The new iPhone is held inside the Apple Store in New York June 29, 2007. Clients of JPMorgan Chase & Co could be excused for feeling dizzy in the last few days after reading the banking group's investment research on Apple Inc. REUTERS/Shannon Stapleton

Kevin Chang, an analyst covering telecom equipment for JPMorgan in Taiwan, issued a report on July 8 saying Apple may introduce a phone in the fourth quarter that is inspired by the design of its ultra-slim nano music players and is half as expensive as its $600 iPhone, launched on June 29.

But a day later, Bill Shope, a U.S. analyst who covers Apple for JPMorgan, followed with a note to clients that contradicted virtually everything his colleague had said and questioned the sources Chang used for his take on Apple product plans.

Rather than bring out a low-end version of the iPhone any time soon, Shope said, Apple would likely make its next phone a more sophisticated device with high-speed cellular Internet connections, a feature missing from the current iPhone.

Asked about the conflicting reports, Brian Marchiony, a U.S. spokesman for JPMorgan, said Shope “holds JPMorgan’s official view of Apple’s stock.”

Chang declined comment.

On Tuesday, Apple shares rose as much as 3.2 percent following the report.

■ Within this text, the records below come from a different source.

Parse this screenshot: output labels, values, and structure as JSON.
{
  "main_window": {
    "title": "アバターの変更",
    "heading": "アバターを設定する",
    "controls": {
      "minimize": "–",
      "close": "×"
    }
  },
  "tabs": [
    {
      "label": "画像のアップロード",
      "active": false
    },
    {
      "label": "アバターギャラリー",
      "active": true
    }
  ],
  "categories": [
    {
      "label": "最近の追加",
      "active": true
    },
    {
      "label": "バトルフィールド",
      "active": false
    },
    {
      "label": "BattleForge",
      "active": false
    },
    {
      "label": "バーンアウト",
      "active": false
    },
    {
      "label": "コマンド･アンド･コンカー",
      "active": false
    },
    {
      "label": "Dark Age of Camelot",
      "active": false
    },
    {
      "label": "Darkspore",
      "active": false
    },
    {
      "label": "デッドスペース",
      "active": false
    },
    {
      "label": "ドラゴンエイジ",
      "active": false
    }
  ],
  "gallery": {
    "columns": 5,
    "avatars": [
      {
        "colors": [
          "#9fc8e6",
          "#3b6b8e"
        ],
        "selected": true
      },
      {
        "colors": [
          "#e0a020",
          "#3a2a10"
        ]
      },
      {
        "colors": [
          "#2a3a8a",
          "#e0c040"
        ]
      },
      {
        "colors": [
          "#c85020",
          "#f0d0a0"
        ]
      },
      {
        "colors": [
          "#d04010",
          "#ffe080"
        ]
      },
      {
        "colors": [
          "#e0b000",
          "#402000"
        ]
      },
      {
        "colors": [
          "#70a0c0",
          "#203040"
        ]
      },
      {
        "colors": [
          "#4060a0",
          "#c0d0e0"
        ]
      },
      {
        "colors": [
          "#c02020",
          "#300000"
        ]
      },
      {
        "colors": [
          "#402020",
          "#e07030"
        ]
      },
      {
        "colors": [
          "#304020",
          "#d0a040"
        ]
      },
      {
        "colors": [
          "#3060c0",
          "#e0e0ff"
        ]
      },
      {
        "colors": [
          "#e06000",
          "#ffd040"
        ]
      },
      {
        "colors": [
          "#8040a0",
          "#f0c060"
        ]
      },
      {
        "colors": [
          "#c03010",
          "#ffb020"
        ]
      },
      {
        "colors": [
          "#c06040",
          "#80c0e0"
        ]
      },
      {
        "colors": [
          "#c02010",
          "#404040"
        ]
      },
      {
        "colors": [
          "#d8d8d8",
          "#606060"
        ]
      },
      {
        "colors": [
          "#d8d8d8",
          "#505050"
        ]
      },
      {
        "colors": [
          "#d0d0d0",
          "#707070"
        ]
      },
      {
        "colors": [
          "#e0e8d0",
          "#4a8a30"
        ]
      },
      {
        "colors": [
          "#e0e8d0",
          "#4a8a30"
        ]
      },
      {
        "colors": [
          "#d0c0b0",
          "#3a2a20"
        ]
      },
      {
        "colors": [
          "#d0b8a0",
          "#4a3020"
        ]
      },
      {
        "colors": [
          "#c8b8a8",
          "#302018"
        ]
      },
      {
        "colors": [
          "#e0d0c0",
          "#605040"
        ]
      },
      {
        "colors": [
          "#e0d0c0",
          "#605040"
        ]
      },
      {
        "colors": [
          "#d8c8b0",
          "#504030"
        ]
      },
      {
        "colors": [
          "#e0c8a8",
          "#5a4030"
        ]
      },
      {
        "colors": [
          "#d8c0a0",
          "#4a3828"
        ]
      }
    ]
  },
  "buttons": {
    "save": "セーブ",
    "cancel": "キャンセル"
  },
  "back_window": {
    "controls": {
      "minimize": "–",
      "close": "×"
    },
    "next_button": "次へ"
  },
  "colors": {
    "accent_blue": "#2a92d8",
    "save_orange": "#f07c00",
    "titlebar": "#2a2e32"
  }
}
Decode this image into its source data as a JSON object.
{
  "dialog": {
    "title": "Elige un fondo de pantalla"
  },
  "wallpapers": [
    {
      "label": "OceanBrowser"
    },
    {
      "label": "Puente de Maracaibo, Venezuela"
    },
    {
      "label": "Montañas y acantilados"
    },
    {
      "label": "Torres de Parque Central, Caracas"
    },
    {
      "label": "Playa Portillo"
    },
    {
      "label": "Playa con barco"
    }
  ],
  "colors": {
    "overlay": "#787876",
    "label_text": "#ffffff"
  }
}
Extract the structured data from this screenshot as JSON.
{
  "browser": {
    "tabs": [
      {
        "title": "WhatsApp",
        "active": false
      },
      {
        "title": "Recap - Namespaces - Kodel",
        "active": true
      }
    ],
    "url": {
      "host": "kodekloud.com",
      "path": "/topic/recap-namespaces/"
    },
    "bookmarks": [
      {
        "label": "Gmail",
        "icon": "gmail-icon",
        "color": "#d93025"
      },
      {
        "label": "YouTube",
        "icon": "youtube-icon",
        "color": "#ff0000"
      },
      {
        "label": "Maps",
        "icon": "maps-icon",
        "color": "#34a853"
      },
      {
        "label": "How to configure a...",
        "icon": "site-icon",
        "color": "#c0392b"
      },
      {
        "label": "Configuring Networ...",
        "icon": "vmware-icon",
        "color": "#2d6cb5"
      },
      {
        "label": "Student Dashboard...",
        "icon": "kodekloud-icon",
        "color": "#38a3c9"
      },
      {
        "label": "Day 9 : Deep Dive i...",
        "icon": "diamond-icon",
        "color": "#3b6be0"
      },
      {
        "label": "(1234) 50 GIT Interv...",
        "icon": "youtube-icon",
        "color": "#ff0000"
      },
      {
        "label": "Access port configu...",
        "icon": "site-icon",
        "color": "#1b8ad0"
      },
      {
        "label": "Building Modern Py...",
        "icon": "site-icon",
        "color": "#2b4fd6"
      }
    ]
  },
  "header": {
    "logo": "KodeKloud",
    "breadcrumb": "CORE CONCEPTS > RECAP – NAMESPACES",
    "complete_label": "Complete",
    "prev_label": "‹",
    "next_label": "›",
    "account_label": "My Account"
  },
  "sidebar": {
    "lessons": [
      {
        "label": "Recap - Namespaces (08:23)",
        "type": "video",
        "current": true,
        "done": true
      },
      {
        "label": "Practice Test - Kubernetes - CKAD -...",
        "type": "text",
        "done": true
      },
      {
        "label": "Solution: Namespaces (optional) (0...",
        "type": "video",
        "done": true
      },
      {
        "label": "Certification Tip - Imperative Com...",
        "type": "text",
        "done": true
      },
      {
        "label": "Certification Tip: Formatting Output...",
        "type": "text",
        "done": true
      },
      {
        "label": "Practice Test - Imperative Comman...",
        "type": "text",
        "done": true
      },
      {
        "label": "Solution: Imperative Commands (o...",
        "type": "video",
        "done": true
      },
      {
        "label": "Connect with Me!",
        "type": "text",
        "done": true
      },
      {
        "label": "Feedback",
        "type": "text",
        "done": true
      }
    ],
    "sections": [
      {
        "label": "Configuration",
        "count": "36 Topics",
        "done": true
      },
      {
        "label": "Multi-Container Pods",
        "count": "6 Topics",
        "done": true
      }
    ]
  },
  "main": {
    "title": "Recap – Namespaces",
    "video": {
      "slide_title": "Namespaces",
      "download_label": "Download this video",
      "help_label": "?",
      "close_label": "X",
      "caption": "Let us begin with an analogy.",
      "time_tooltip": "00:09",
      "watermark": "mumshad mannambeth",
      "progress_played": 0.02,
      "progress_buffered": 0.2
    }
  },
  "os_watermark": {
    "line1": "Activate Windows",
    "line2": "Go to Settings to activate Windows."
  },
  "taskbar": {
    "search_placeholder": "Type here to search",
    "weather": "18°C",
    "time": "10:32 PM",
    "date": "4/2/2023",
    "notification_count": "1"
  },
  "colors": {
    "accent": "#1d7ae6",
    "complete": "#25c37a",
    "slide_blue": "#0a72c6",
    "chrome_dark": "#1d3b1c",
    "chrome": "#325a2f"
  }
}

The stock closed 0.03 percent higher at US$132.39 on Wednesday, underperforming the U.S. Dow Jones index's .DJI 0.56 percent rise.

While Shope said the eventual introduction of a cheaper iPhone is “inevitable,” he described the prospects for a near-term launch as “unusual and highly risky.” He also dismissed Chang’s assertion that Apple could convert its nanos to phones.

“We struggle to understand why Apple would abandon one of its most successful product lines with a carrier-centric low-end phone,” Shope said.

He also questioned his colleague’s sourcing, saying “the majority of Mr. Chang’s assumptions on the form factor and functionality of the ‘nano phone’” were derived from a patent filing that gave little information on actual products.

Shope said he was unable to independently confirm Chang’s reference to unnamed “channel checks” even as he said the channel checks -- supply-chain sources -- were “very interesting and worth further monitoring.”

Another investment bank, Goldman Sachs, weighed in on the debate by saying on Wednesday that it was unlikely a nano iPhone was in the works at Apple. Even if there was one, the product is more likely to be launched next year or the year after.

Additional reporting by Sheena Lee in Taipei